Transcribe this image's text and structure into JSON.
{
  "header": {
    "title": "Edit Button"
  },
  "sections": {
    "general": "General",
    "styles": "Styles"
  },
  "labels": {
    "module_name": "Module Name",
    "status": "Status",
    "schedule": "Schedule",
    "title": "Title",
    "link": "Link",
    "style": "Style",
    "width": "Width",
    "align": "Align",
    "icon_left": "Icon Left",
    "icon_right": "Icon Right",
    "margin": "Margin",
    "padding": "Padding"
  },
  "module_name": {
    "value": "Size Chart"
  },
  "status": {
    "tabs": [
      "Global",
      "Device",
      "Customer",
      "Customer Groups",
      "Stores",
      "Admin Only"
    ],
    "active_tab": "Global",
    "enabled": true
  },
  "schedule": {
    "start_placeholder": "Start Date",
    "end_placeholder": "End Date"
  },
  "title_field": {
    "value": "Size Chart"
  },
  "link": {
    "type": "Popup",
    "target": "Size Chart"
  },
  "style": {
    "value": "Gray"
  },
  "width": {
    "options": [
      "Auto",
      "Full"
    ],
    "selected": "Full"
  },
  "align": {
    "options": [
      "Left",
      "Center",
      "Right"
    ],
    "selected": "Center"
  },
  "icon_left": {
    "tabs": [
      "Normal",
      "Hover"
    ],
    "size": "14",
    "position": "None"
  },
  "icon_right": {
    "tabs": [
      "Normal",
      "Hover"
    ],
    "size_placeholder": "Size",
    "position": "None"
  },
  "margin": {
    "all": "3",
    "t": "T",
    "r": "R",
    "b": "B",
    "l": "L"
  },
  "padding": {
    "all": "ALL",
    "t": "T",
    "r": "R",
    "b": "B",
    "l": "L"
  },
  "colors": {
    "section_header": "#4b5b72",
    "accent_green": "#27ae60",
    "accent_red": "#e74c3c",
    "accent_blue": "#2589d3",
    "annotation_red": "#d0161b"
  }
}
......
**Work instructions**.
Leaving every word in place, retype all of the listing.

**Task output**.
Transcribe this image's text and structure into JSON.
{
  "header": {
    "title": "Edit Button"
  },
  "sections": {
    "general": "General",
    "styles": "Styles"
  },
  "labels": {
    "module_name": "Module Name",
    "status": "Status",
    "schedule": "Schedule",
    "title": "Title",
    "link": "Link",
    "style": "Style",
    "width": "Width",
    "align": "Align",
    "icon_left": "Icon Left",
    "icon_right": "Icon Right",
    "margin": "Margin",
    "padding": "Padding"
  },
  "module_name": {
    "value": "Size Chart"
  },
  "status": {
    "tabs": [
      "Global",
      "Device",
      "Customer",
      "Customer Groups",
      "Stores",
      "Admin Only"
    ],
    "active_tab": "Global",
    "enabled": true
  },
  "schedule": {
    "start_placeholder": "Start Date",
    "end_placeholder": "End Date"
  },
  "title_field": {
    "value": "Size Chart"
  },
  "link": {
    "type": "Popup",
    "target": "Size Chart"
  },
  "style": {
    "value": "Gray"
  },
  "width": {
    "options": [
      "Auto",
      "Full"
    ],
    "selected": "Full"
  },
  "align": {
    "options": [
      "Left",
      "Center",
      "Right"
    ],
    "selected": "Center"
  },
  "icon_left": {
    "tabs": [
      "Normal",
      "Hover"
    ],
    "size": "14",
    "position": "None"
  },
  "icon_right": {
    "tabs": [
      "Normal",
      "Hover"
    ],
    "size_placeholder": "Size",
    "position": "None"
  },
  "margin": {
    "all": "3",
    "t": "T",
    "r": "R",
    "b": "B",
    "l": "L"
  },
  "padding": {
    "all": "ALL",
    "t": "T",
    "r": "R",
    "b": "B",
    "l": "L"
  },
  "colors": {
    "section_header": "#4b5b72",
    "accent_green": "#27ae60",
    "accent_red": "#e74c3c",
    "accent_blue": "#2589d3",
    "annotation_red": "#d0161b"
  }
}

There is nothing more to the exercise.